SIX VOLUMES IN ONE BY THE DISTINGUISHED EXPONENTS OF CATHOLICISM
REV. HENRY DODRIDGE, D. D.REV. HENRY EDWARD MANNING, D. D.REV. F. LEWIS, of Granada REV. STEPHEN KEENAN REV. BERNARD VAUGHAN, S. J. REV. THOMAS N. BURKE, O. P.
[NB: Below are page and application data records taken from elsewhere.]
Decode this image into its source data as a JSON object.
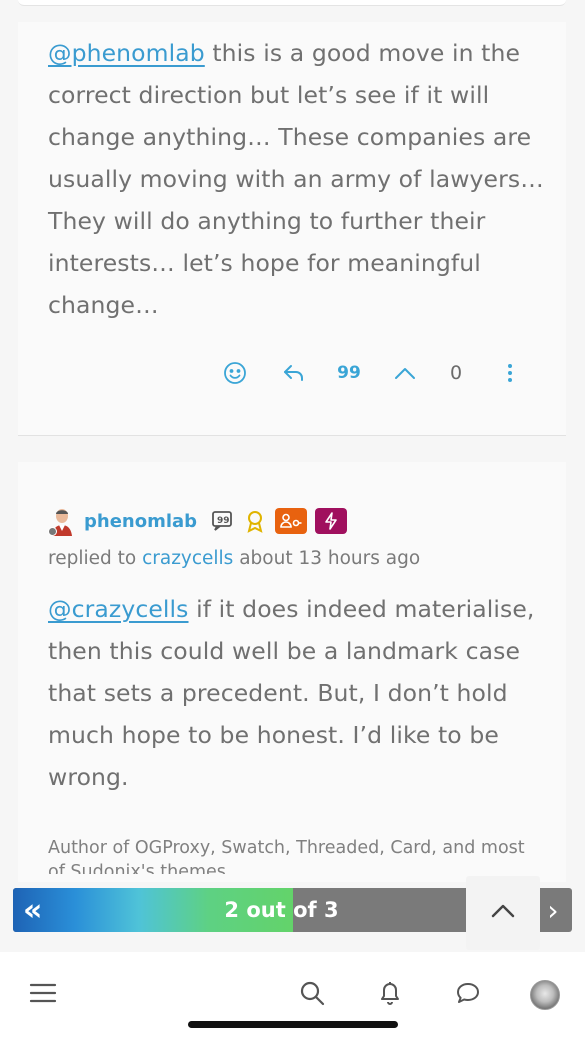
{
  "posts": [
    {
      "mention": "@phenomlab",
      "body": " this is a good move in the correct direction but let’s see if it will change anything… These companies are usually moving with an army of lawyers… They will do anything to further their interests… let’s hope for meaningful change…",
      "actions": {
        "upvote_count": "0",
        "quote_glyph": "99"
      }
    },
    {
      "author": "phenomlab",
      "reply_prefix": "replied to ",
      "reply_target": "crazycells",
      "reply_time": " about 13 hours ago",
      "mention": "@crazycells",
      "body": " if it does indeed materialise, then this could well be a landmark case that sets a precedent. But, I don’t hold much hope to be honest. I’d like to be wrong.",
      "signature": "Author of OGProxy, Swatch, Threaded, Card, and most",
      "signature_clip": "of Sudonix's themes",
      "badges": [
        {
          "icon": "quote-badge-icon",
          "color": "#555555"
        },
        {
          "icon": "award-badge-icon",
          "color": "#e0b400"
        },
        {
          "icon": "user-key-badge-icon",
          "color": "#e8620f"
        },
        {
          "icon": "bolt-badge-icon",
          "color": "#a0105e"
        }
      ]
    }
  ],
  "navigator": {
    "label": "2 out of 3",
    "progress_fraction": 0.5,
    "first_glyph": "«",
    "next_glyph": "›"
  },
  "colors": {
    "link": "#3a9bd0",
    "action_icon": "#3aa5d6",
    "progress_start": "#1e63b5",
    "progress_end": "#63d36a"
  },
  "bottom_nav": [
    "menu-icon",
    "search-icon",
    "bell-icon",
    "chat-icon",
    "user-avatar"
  ]
}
If none of these reasons, as weighty as they are, can give you the satisfaction you expect, of having some idea of this unspeakable majesty, cast your eyes upon the frame of this material world, the work of God's own hands; that so the contemplation of such a noble effect may give you some insight into the excellence of the cause. Presupposing, in the first place, with St. Denis, that in every thing there is a being, power and action, which bear such proportion to one another, that the power is always suitable to the being, and the action to the power. This being presupposed, consider the beauty, the order and extent of this world: since, as astronomers tell us, there are stars in heaven fourscore times as big as the earth and sea together. Consider again, how many different sorts of creatures there are upon the earth, in the water and in the air; you will see everything so complete and perfect in its kind, monsters only excepted, that you can wish for nothing to be added or diminished, to make its being more complete; and yet, according to St. Augustine, who grounds his opinion on Ecclesiasticus xvii. 1, God, in one single moment, created this world, as great and wonderful as it is; drew a being from no being, and wrought this great work without any matter to work upon; without any help or assistance; without any outward draft or platform; without any tools or instruments ; without any limits of either space or time. He created the whole earth, and all that is contained within the extent of the same, by one single act of his will. Consider, further, that God could have produced a thousand worlds more, much fairer and larger than this, much better peopled, too, as easily as he created this; and that, if he had made them, he could with as much ease, and without any kind of opposition, reduce them to nothing again.